The 225th Independent Infantry Brigade (Home) was formed for service in the United Kingdom on 14 November 1940, during World War II. It was commanded by Brigadier J.W. Pendlebury and initially consisted of newly raised infantry battalions from North-West England.[18] Upon formation the 225th Brigade came under Western Command until 10 February 1941 when it briefly came under command of 54th (East Anglian) Infantry Division.[18] On 12 March 1941, the Brigade became part of the newly created Northumberland County Division.[19] The Northumberland County Division was broken up on 30 November 1941, when the headquarters of 225th Independent Infantry Brigade (Home) was re-designated HQ 35th Army Tank Brigade.[20] Its infantry battalions were converted to the armoured role as shown:

Order of Battle[edit]

The composition of 225th Brigade was as follows:[18]

The 225th Brigade number has never been reactivated.

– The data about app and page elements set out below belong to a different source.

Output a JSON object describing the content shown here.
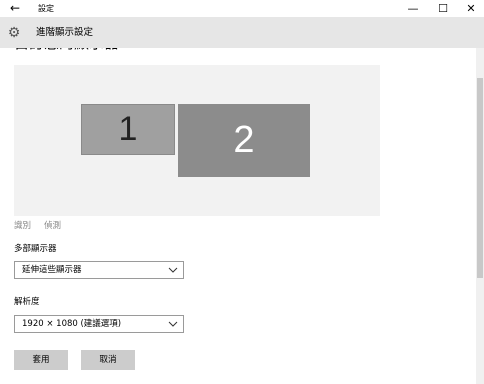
{
  "titlebar": {
    "back_icon": "←",
    "app_title": "設定",
    "minimize_icon": "—",
    "maximize_icon": "☐",
    "close_icon": "✕"
  },
  "header": {
    "gear_icon": "⚙",
    "page_title": "進階顯示設定"
  },
  "main": {
    "section_title": "自訂您的顯示器",
    "monitors": [
      {
        "label": "1"
      },
      {
        "label": "2"
      }
    ],
    "identify_link": "識別",
    "detect_link": "偵測",
    "multiple_displays": {
      "label": "多部顯示器",
      "value": "延伸這些顯示器"
    },
    "resolution": {
      "label": "解析度",
      "value": "1920 × 1080 (建議選項)"
    },
    "apply_button": "套用",
    "cancel_button": "取消"
  },
  "colors": {
    "header_bg": "#e6e6e6",
    "display_area_bg": "#f2f2f2",
    "monitor_1": "#a0a0a0",
    "monitor_2": "#8c8c8c",
    "button_bg": "#cccccc"
  }
}
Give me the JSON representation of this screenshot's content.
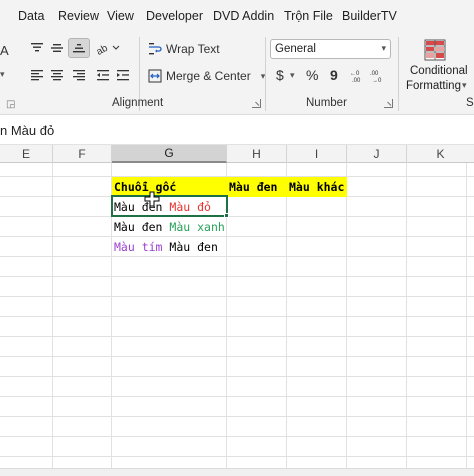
{
  "menu_tabs": [
    "Data",
    "Review",
    "View",
    "Developer",
    "DVD Addin",
    "Trộn File",
    "BuilderTV"
  ],
  "ribbon": {
    "font_size_fragment": "A",
    "wrap_text": "Wrap Text",
    "merge_center": "Merge & Center",
    "alignment_group": "Alignment",
    "number_format": "General",
    "currency_symbol": "$",
    "percent_symbol": "%",
    "comma_symbol": "9",
    "number_group": "Number",
    "conditional_formatting_line1": "Conditional",
    "conditional_formatting_line2": "Formatting",
    "styles_group_fragment": "S"
  },
  "formula_bar": {
    "text": "n Màu đỏ"
  },
  "columns": [
    "E",
    "F",
    "G",
    "H",
    "I",
    "J",
    "K"
  ],
  "selected_column": "G",
  "cells": {
    "G3": "Chuỗi gốc",
    "H3": "Màu đen",
    "I3": "Màu khác",
    "G4_a": "Màu đen",
    "G4_b": "Màu đỏ",
    "G5_a": "Màu đen",
    "G5_b": "Màu xanh",
    "G6_a": "Màu tím",
    "G6_b": "Màu đen"
  },
  "colors": {
    "header_fill": "#ffff00",
    "red_text": "#e8322d",
    "green_text": "#2aa05a",
    "purple_text": "#9b3fd1",
    "selection_border": "#1e7145"
  }
}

  1. ^ Becke, p. 6.
  2. ^ Becke, pp. 6, 65.
  3. ^ a b c d e f Porter
  4. ^ 5th Provisional Brigade War Diary, The National Archives, Kew file WO 95/5458.
  5. ^ "The Norfolk Regiment in 1914–1918". 1914-1918.net. Retrieved 2013-04-16. 
  6. ^ "Norfolk Regiment". Warpath.orbat.com. Retrieved 2013-04-16. 
  7. ^ a b 69th Provisional Battalion (The Queen's) War Diary, The National Archives file WO 95/5458.
  8. ^ Becke, p. 93.
  9. ^ Distribution of Northern and Southern Armies (Home Defence), The National Archives file WO 33/765.
  10. ^ a b "Miscellaneous Units and Unalloted Troops in Great Britain". Warpath.orbat.com. Retrieved 2013-04-16. 
  11. ^ "The Middlesex Regiment in 1914–1918". 1914-1918.net. Retrieved 2013-04-16. [permanent dead link]
  12. ^ "Duke of Cambridge's Own (Middlesex Regiment)". Warpath.orbat.com. Archived from the original on 2011-09-27. Retrieved 2013-04-16. 
  13. ^ a b "The Essex Regiment in 1914–1918". 1914-1918.net. Retrieved 2013-04-16. 
  14. ^ a b "Essex Regiment". Warpath.orbat.com. Retrieved 2013-04-16. 
  15. ^ "The Bedfordshire Regiment in 1914–1918". 1914-1918.net. Retrieved 2013-04-16. 
  16. ^ "The Queen's (Royal West Surrey Regiment) in 1914–1918". 1914-1918.net. Retrieved 2013-04-16. 
  17. ^ Becke, pp. 20–21.
  18. ^ a b c Joslen, p. 388.
  19. ^ Joslen, pp. 115, 388.
  20. ^ Joslen, pp. 208, 388.
  21. ^ a b c Forty, pp. 50–1.


  • Maj A.F. Becke,History of the Great War: Order of Battle of Divisions, Part 2b: The 2nd-Line Territorial Force Divisions (57th–69th), with the Home-Service Divisions (71st–74th) and 74th and 75th Divisions, London: HM Stationery Office, 1937/Uckfield: Naval & Military Press, 2007, ISBN 1-84734-739-8.
  • George Forty, British Army Handbook 1939–1945, Stroud: Sutton Publishing, 1998, ISBN 0-7509-1403-3.
  • Lt-Col H.F. Joslen, Orders of Battle, United Kingdom and Colonial Formations and Units in the Second World War, 1939–1945, London: HM Stationery Office, 1960/Uckfield: Naval & Military, 2003, ISBN 1-84342-474-6.

External sources[edit]